DATA IN THIS EXERCISE:
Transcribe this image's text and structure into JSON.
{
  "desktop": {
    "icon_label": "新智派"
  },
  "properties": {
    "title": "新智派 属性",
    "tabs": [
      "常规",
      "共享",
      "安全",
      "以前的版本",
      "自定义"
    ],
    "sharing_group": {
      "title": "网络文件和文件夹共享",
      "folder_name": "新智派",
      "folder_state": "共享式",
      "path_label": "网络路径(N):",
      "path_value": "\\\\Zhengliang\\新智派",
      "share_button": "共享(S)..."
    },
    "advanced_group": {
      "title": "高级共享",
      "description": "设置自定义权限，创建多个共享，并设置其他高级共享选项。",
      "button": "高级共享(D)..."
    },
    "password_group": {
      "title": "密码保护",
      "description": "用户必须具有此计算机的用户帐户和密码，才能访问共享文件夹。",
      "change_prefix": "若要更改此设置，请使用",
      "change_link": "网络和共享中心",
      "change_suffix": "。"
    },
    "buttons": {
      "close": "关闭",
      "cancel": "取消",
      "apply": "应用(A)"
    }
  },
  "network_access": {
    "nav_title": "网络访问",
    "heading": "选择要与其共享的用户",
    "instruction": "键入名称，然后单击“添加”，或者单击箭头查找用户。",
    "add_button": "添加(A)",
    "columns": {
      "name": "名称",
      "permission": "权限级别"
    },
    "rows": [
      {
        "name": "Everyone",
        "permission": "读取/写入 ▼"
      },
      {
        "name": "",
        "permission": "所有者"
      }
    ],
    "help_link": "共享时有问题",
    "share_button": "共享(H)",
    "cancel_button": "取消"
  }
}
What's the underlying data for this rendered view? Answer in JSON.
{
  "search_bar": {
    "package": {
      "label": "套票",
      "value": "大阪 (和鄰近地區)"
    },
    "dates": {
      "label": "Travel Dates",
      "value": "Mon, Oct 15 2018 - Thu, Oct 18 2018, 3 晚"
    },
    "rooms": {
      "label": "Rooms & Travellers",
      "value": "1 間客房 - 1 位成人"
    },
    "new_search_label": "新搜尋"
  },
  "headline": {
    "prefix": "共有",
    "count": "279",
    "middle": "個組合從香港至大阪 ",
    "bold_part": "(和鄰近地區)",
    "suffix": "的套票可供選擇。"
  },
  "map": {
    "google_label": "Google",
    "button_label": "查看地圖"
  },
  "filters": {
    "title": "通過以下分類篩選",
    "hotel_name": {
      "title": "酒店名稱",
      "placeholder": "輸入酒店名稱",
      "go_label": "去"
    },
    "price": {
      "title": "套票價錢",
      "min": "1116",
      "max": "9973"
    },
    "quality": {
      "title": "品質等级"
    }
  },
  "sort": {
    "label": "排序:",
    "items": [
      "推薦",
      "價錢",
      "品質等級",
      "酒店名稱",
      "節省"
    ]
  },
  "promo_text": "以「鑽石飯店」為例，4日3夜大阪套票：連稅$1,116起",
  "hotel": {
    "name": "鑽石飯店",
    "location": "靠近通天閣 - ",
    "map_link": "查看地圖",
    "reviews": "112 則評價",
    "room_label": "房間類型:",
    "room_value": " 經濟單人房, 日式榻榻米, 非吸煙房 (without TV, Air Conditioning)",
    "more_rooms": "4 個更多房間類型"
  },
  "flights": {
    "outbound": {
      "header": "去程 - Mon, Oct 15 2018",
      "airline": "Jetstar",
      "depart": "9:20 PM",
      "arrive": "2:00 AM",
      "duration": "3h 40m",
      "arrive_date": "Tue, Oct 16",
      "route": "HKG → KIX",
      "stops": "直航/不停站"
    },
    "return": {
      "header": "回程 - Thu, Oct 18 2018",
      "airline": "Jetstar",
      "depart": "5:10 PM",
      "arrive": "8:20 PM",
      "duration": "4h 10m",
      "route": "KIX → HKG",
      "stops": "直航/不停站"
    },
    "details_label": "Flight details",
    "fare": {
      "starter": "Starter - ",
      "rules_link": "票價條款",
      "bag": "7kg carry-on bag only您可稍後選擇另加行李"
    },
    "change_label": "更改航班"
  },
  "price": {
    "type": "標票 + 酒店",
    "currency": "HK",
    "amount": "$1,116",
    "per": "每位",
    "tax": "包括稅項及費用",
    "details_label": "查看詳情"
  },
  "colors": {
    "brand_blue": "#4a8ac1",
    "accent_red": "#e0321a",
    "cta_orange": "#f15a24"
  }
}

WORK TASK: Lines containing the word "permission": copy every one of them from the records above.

SOLUTION BELOW:
      "permission": "权限级别"
        "permission": "读取/写入 ▼"
        "permission": "所有者"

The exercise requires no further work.